At a recent council meeting, Mayor Mike Aspacher said he has appointed a steering committee to work with the Center for Regional Development team, chaired by resident Dick Newlove. BGSU and Bowling Green High School representatives for the 13-member committee have yet to be chosen, he said.
Russell Mills, senior director of the Center for Regional Development, said that the end result of the nine-to-12-month process with the CRD will be to create a community placemaking strategic plan based on a community engagement process. The plan will serve as a starting point for a project identified by the community.
Mills said the city of Van Wert was interested in “co-working spaces” as a means of seeding entrepreneurship, and also working with businesses to determine why they often close at 4-5 p.m. In Marysville, he said that community is looking at a partnership with the YMCA to build a new community center.
He said the city of Bowling Green actually served as an example for them.
“We’re looking forward to working closely with your team,” Aspacher said.
Councilman Greg Robinette said that he was struck by the commitment of so many members of the community to the project.
“Just how many busy folks are willing to help us out and step up to the plate,” he said.
Also at the Sept. 6 meeting, council:
• Heard that committee of the whole meeting will be held tonight at 6, prior to that evening’s council meeting, to receive a presentation on a bicycle treatment map.
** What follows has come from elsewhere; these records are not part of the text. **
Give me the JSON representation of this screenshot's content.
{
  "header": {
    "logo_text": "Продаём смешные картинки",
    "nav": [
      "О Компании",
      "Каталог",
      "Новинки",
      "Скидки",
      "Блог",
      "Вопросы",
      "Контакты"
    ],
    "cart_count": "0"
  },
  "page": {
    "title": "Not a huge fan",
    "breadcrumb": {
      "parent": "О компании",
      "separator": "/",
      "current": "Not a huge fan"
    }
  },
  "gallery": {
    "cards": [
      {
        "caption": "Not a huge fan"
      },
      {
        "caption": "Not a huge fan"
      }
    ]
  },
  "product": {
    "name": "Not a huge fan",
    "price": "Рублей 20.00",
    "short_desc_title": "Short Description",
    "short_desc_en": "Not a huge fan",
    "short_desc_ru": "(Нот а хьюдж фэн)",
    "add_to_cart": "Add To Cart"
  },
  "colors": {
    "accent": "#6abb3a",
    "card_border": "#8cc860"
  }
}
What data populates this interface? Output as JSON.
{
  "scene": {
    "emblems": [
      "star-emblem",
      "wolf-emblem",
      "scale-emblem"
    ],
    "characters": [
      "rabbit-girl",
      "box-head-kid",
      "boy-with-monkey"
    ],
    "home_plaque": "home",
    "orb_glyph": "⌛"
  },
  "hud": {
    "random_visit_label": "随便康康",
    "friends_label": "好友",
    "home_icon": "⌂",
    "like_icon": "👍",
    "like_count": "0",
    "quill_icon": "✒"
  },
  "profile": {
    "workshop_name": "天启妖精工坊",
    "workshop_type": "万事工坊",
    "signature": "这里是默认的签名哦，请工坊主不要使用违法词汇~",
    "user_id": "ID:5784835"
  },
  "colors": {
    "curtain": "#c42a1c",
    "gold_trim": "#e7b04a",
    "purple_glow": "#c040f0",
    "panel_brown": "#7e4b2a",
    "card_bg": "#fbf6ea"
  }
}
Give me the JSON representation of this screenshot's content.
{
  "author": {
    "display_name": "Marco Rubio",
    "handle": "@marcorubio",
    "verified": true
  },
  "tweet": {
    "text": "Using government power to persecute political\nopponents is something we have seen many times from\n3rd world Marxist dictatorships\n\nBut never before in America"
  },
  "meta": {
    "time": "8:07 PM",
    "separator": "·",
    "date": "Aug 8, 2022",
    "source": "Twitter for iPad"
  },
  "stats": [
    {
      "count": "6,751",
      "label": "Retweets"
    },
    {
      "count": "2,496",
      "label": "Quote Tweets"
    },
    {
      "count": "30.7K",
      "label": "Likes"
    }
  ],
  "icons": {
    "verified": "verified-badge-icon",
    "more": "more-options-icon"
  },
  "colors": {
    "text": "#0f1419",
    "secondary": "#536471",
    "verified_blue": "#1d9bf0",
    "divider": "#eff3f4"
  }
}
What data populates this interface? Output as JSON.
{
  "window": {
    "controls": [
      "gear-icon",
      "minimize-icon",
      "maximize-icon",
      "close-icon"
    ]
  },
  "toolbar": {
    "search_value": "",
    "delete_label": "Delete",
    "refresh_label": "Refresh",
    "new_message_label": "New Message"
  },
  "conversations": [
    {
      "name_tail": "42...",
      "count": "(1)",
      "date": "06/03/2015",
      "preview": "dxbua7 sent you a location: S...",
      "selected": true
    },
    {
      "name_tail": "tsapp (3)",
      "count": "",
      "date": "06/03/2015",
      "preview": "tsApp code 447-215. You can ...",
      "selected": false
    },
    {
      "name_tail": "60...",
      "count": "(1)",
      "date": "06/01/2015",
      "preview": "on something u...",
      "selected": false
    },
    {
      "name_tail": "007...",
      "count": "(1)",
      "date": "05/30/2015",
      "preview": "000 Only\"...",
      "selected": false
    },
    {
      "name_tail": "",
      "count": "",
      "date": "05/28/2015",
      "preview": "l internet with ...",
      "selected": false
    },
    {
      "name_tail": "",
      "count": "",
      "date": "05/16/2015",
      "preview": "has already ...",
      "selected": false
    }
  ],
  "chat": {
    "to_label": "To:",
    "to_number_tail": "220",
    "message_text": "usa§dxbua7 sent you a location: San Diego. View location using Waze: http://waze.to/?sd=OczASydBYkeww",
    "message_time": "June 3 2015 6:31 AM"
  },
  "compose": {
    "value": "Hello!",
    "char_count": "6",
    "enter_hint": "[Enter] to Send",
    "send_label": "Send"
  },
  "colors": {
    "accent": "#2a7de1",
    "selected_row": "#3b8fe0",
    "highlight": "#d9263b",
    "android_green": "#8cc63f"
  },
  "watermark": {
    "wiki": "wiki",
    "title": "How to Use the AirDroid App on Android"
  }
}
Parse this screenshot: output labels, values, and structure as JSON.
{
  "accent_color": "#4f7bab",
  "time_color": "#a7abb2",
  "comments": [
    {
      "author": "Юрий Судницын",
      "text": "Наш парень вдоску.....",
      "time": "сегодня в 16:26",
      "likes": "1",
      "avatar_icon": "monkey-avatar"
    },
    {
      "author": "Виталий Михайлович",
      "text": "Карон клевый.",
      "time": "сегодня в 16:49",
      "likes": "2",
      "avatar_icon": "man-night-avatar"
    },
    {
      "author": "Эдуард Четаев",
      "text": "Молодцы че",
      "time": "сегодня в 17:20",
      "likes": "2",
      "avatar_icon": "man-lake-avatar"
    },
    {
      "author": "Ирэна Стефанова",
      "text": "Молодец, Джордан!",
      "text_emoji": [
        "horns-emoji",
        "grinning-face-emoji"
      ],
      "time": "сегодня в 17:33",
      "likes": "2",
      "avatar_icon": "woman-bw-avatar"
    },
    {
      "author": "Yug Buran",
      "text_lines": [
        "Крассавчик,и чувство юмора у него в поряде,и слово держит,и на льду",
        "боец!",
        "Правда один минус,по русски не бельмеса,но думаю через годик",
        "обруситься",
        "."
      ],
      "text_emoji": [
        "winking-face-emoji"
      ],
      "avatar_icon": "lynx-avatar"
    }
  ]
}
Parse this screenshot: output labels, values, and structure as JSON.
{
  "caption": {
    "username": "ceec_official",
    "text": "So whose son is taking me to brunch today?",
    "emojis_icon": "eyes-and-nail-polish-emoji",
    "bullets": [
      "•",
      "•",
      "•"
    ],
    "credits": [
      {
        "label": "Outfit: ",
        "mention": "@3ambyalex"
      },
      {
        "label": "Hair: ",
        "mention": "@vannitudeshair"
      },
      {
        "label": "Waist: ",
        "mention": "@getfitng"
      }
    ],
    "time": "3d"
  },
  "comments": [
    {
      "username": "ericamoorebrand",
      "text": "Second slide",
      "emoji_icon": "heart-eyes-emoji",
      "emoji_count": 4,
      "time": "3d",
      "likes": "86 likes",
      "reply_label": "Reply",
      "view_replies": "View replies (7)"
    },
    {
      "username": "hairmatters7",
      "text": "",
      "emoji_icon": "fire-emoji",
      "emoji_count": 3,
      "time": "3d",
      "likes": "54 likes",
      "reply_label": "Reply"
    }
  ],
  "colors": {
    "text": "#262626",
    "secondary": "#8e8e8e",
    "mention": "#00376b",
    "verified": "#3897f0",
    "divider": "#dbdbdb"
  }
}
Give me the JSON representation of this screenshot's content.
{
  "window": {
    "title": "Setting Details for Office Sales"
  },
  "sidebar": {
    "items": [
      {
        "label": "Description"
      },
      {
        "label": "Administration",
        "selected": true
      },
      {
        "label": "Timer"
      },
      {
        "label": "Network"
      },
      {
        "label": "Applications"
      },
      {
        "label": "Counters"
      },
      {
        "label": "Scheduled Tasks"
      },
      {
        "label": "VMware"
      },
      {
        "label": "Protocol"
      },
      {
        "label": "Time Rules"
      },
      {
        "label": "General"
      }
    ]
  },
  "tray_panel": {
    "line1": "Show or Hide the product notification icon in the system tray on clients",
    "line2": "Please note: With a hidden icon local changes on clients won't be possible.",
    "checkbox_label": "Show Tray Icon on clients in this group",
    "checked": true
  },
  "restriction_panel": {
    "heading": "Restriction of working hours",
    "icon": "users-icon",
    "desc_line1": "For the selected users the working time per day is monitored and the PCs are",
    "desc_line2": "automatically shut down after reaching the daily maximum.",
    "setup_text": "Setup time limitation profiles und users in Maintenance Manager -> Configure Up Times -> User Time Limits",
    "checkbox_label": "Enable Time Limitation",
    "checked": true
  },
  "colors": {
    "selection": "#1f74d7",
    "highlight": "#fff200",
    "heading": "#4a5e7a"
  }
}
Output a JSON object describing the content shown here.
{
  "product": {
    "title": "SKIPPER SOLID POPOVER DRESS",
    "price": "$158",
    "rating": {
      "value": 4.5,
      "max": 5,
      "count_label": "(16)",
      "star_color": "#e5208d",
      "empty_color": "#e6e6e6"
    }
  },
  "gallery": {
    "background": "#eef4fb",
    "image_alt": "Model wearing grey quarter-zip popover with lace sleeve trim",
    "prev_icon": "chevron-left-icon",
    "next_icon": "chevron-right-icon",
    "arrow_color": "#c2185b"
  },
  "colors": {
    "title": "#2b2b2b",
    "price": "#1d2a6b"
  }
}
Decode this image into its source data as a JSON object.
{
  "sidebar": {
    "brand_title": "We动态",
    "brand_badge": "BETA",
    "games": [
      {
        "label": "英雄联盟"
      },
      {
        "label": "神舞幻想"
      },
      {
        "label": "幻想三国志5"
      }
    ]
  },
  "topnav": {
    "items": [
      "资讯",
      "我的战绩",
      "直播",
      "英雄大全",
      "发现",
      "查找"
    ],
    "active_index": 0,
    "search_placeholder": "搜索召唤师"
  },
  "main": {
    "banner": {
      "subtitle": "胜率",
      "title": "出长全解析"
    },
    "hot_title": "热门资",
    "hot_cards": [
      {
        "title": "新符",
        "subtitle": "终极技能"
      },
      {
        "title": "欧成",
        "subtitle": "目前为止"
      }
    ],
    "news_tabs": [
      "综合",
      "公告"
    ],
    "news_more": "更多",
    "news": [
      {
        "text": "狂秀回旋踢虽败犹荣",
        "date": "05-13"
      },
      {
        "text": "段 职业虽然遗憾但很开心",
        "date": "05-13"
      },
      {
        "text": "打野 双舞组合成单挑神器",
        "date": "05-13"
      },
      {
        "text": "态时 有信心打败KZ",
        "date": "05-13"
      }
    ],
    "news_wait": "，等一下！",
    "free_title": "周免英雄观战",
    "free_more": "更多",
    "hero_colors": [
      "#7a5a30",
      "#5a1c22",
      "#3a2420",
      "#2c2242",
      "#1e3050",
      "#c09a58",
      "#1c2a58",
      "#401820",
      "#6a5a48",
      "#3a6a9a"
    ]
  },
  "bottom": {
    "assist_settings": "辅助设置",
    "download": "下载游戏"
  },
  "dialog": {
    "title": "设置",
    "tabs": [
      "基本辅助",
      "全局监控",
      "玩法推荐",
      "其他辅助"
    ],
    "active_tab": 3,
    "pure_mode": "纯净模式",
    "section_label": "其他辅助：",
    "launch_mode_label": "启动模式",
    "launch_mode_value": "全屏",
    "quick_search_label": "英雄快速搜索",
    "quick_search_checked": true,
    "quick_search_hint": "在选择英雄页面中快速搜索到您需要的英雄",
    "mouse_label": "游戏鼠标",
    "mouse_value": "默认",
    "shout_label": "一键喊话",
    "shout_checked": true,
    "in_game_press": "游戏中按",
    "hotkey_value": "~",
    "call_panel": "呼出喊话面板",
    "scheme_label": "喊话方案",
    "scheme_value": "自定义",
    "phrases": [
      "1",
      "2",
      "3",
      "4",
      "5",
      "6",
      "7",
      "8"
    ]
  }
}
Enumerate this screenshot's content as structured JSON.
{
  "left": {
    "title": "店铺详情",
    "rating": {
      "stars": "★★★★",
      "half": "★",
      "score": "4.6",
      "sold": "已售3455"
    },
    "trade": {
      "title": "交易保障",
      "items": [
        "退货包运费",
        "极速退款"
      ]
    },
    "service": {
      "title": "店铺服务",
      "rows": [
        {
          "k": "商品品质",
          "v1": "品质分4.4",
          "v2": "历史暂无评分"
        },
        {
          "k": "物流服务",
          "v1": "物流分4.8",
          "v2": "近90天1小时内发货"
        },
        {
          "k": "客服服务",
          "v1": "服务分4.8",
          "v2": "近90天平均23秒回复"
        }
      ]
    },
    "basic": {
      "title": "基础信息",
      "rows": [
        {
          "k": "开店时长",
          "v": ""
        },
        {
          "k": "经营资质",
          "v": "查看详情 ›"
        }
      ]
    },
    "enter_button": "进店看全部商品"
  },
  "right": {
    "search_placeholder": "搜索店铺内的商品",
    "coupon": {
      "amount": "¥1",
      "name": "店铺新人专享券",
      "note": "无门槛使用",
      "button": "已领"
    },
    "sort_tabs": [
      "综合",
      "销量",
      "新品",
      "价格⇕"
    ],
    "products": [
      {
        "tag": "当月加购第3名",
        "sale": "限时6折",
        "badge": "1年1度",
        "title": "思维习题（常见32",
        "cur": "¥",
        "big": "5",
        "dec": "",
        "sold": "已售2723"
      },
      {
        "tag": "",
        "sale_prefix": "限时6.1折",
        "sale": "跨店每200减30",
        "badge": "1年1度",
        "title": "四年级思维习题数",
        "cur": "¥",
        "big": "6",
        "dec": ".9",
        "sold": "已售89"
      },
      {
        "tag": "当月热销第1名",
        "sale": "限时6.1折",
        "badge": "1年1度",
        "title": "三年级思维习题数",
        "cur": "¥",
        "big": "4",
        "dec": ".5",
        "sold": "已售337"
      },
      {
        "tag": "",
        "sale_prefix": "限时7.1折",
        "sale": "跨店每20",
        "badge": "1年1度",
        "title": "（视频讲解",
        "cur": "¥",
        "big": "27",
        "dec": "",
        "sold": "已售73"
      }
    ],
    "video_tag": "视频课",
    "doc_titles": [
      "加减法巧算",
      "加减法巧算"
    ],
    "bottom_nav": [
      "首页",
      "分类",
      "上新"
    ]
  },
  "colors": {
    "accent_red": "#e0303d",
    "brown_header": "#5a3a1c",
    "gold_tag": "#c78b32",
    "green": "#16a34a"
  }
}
• Heard from Public Infrastructure Director Brian O’Connell that work on West Wooster Street to replace water and sewer lines will be beginning. The first phase will be from Church Street to Gorrell Avenue, the second phase will be from Gorrell Avenue to Haskins Road, and the third phase will be from Wooster Street to Wallace Avenue. The expected completion date of the work is May, with the work taking place over the winter. He said they are planning to maintain one lane of eastbound traffic, with westbound traffic being detoured.
O’Connell additionally said that 15 trees are to be taken down as the result of that project, as well as due to utility and pavement work. O’Connell said city staff have already spoken to property owners and that after the project is completed, they will offer trees to go back into the affected areas.
• Heard from resident Faith Elsen that an Emergency Essentials Fair will be held Saturday at 1033 Conneaut Ave. from 10 a.m.-2 p.m.
• Introduced a resolution urging Gov. Mike DeWine and the Ohio Department of Transportation to reconsider ending the “Route 23 Connect” study, and supporting an improved highway connection between Northwest Ohio and the city of Columbus. According to a legislative package document prepared for council, ODOT has recently decided to end the study. The resolution “urges the governor and ODOT to continue to investigate improvements, upgrades, a bypass and other possibilities to address increased traffic along Route 23 through Delaware County.” The document lists benefits to an improved corridor, including “strengthened connection between Northwest Ohio and Columbus (which provides additional access to domestic and international markets for both regions), reduced congestion, improved travel times, and decreased crash rates.”
• Introduced an ordinance authorizing O’Connell to sell or trade electrical equipment no longer needed for municipal purposes. According to the legislative package document, the equipment includes a series of old 4,160 volt substation equipment, valued at approximately $25,000, as well as some additional equipment which has generated interest for $9,000 in trade-in credit from National Power Equipment Inc. which can be applied to future purchases. According to the document, “because the equipment value is over $1,000 but no longer needed for municipal purposes, it required Board and City Council approval to dispose of the items.”
• Introduced an ordinance authorizing O’Connell to execute a power purchase agreement with American Municipal Power for the city’s water treatment and wastewater treatment plants. According to the legislative package document, this relates to approximately 10% of the city’s power supply; that portion of the market has been prone to price volatility. AMP has negotiated a power purchase agreement “with Avangrid for wind power from its Locust Ridge Wind Project in eastern Pennsylvania.” The agreement is for a three-year, fixed price costing overall $53.75 per megawatt hour; current market price is at approximately $64.50 per MWh. “AMP recommended we purchase up to 2.0 MW for the plants, and the proposed allocation will be 0.8 MW to the water treatment plant and 1.2 MW to the water pollution control plant. This would supply about 38% of the energy needs for each plant,” the document stated.
• Introduced an ordinance amending sections 158.03 and 158.08 of the codified ordinances, related to historic and architectural preservation. According to the legislative package document, the Historic Preservation Commission “has been discussing changes to the minimum landscaping requirements in (the)… Historic and Architectural Preservation Code based on comments from council members during the review of the Historic Preservation Ordinance introduced in 2021. The amendment seeks to provide clarification of the requirements.”